Bonnet Carre Spillway victory handed down by Federal Court

The Federal Court has ordered the U.S. Army Corps of Engineers to consult the National Marine Fisheries about the Bonnet Carre Spillway.  

A new Federal Court decision is a victory for Coast governments, fisheries and tourism industries who united in 2019 as the Mississippi Sound Coalition to restore and protect the Sound from poisoning caused by the Bonnet Carré Spillway dumping millions of gallons of polluted water into Lake Ponchartrain and Mississippi Sound. The Coalition sued the U.S. Army Corps of Engineers and the Mississippi River Commission, who control the Spillway. 

U.S. District Judge Louis Guirola, Jr., ruled Jan. 18 that the Corps must consult National Marine Fisheries Service about ways to avoid future harm to fisheries habitat in the Mississippi Sound and Lake Ponchartrain caused by openings of the Bonnet Carré Spillway. 

“The Coast finally has a foot in the door through the National Marine Fisheries Service for our voices and scientific facts to be heard to prevent the death of the Mississippi Sound,” said Mayor Andrew “FoFo” Gilich.

“We hope the Corps will look at this decision as an opportunity to protect the people of Mississippi instead of fighting them,” commented Robert Wiygul, lead attorney for the plaintiffs.

In 2019, the Corps opened the Spillway, releasing millions of gallons of “fresh” but polluted water from the Mississippi River into Lake Ponchartrain and the Mississippi Sound, causing toxic algal bloom and lower salinity that damaged habitats for oysters, blue crabs, shrimp, dolphins, sea turtles, and many other species. MDEQ closed Coast beaches. Coast seafood and tourism industries were devastated. 

The Bonnet Carré Spillway is supposed to be opened when necessary to avoid flooding New Orleans, but in 2019 the Corps failed to open the Morganza Spillway that empties west of the River into the Atchafalaya Basin, which would have reduced and possibly avoided the poisonous discharge into the Mississippi Sound.

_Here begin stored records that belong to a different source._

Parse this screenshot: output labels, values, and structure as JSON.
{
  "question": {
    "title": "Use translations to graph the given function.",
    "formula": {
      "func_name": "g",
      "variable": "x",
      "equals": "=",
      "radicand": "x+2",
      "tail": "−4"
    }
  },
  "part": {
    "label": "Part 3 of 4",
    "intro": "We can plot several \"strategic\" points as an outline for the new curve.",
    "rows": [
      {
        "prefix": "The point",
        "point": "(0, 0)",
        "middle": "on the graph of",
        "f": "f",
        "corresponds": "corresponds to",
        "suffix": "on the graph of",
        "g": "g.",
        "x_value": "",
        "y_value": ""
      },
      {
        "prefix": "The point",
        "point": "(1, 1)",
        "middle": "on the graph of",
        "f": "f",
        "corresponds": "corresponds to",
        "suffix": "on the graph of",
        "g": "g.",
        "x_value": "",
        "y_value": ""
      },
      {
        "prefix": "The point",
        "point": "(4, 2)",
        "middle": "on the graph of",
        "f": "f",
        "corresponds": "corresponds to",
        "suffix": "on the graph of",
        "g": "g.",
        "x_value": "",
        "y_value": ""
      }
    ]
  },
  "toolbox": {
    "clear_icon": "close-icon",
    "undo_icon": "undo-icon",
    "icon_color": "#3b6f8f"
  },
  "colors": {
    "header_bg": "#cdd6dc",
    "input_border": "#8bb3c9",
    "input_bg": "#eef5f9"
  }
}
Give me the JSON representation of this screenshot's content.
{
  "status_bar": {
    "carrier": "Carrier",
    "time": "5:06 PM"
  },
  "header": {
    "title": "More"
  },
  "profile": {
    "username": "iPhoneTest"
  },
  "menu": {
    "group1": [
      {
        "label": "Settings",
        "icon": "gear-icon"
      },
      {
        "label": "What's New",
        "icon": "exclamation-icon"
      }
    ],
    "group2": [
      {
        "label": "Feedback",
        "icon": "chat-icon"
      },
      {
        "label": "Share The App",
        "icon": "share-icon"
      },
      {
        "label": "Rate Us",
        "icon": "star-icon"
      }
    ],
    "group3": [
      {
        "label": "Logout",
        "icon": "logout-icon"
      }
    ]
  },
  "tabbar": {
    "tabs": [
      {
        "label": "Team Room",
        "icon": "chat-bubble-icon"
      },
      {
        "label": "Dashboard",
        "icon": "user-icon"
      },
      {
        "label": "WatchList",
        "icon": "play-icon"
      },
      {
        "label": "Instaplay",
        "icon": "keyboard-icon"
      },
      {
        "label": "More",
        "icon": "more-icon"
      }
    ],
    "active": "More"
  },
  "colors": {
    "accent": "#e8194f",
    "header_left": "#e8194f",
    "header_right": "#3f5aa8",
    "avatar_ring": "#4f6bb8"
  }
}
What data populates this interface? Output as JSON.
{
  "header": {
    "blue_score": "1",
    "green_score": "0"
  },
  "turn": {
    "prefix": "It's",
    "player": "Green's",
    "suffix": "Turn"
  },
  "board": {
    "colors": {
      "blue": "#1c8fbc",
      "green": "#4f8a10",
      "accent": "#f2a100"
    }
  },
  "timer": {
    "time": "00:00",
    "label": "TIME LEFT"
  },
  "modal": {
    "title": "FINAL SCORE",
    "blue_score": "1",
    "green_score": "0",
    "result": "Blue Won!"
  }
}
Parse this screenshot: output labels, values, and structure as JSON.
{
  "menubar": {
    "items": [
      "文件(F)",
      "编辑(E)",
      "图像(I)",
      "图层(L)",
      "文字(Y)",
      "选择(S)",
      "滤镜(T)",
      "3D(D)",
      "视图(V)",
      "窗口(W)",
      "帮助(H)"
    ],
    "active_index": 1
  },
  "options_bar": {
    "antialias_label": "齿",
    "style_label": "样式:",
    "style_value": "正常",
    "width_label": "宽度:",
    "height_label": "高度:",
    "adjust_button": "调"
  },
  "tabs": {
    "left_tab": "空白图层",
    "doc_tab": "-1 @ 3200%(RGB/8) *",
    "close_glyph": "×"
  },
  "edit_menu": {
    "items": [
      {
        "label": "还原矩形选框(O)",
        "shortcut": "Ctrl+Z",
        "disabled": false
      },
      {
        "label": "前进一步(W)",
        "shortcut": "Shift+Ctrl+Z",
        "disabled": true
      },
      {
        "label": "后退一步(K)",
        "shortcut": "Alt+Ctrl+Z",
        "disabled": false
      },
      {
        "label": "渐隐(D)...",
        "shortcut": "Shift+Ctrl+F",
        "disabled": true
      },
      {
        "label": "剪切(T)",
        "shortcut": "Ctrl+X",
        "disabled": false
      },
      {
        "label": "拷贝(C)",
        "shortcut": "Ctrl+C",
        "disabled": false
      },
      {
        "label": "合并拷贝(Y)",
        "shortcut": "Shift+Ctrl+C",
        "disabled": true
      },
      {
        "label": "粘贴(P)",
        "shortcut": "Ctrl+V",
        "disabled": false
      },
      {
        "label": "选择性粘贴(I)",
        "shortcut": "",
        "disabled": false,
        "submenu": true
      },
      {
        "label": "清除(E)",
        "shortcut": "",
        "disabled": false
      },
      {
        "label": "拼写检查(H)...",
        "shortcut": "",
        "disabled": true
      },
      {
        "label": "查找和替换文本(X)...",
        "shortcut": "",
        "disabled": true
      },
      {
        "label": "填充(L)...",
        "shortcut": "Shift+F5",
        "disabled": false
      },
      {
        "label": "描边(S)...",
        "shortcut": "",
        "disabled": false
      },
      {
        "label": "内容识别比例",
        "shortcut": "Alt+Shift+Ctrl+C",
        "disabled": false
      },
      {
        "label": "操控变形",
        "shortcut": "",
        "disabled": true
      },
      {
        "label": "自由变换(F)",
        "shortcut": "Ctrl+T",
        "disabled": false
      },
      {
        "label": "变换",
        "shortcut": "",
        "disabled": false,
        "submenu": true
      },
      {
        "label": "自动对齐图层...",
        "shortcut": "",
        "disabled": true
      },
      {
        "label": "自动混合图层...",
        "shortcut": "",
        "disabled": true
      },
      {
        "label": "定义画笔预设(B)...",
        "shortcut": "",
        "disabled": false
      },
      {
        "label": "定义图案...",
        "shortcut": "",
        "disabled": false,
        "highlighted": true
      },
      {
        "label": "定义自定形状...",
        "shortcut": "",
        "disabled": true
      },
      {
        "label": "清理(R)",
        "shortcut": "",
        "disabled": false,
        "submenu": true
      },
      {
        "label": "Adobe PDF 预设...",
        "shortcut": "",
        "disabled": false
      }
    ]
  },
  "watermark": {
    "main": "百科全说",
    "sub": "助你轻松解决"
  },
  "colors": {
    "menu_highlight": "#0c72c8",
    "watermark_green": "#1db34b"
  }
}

“We are thrilled that finally the U. S. Corps of Engineers will be required to consider the tremendous damage to our Mississippi Sound from impacts of Spillway openings, ” said Harrison County Supervisor Beverly Martin. “We hope the National Marine Fisheries Service will protect our Sound and the Gulf for all our citizens. I am proud that the Board of Supervisors of Harrison County participated in the lawsuit to gain some input in Corps decisions which have so severely impacted our way of life along the Mississippi Gulf Coast.”

“Mississippi’s marine resources have long suffered from the Spillway’s disastrous impacts that hopefully can be mitigated with more scrutiny by the National Marine Fisheries Service and our Coalition,” said Ryan Bradley, head of Mississippi Commercial Fisheries United.

“A healthy Mississippi Sound is essential to Coast tourism,” said Linda Hornsby, Exec. Dir. of Mississippi Hotel and Lodging Association. “The 2019 Spillway disaster devastated tourism and millions in tax revenue it normally generates to the State Treasury.”

The Mississippi Sound Coalition, led by Harrison County Board of Supervisors and the City of Biloxi, filed the lawsuit, along with Hancock County Board of Supervisors, Waveland, Diamondhead, Pass Christian, and D’Iberville, Mississippi Commercial Fisheries United, and Mississippi Hotel and Lodging Association.

“Our next step is to offer our facts and mitigation methods to National Marine Fisheries Service for use in meetings with the Corps as directed by the Federal Court,” said Gerald Blessey, Manager of the Mississippi Sound Coalition.
See Judge’s Opinion
See the Final Judgment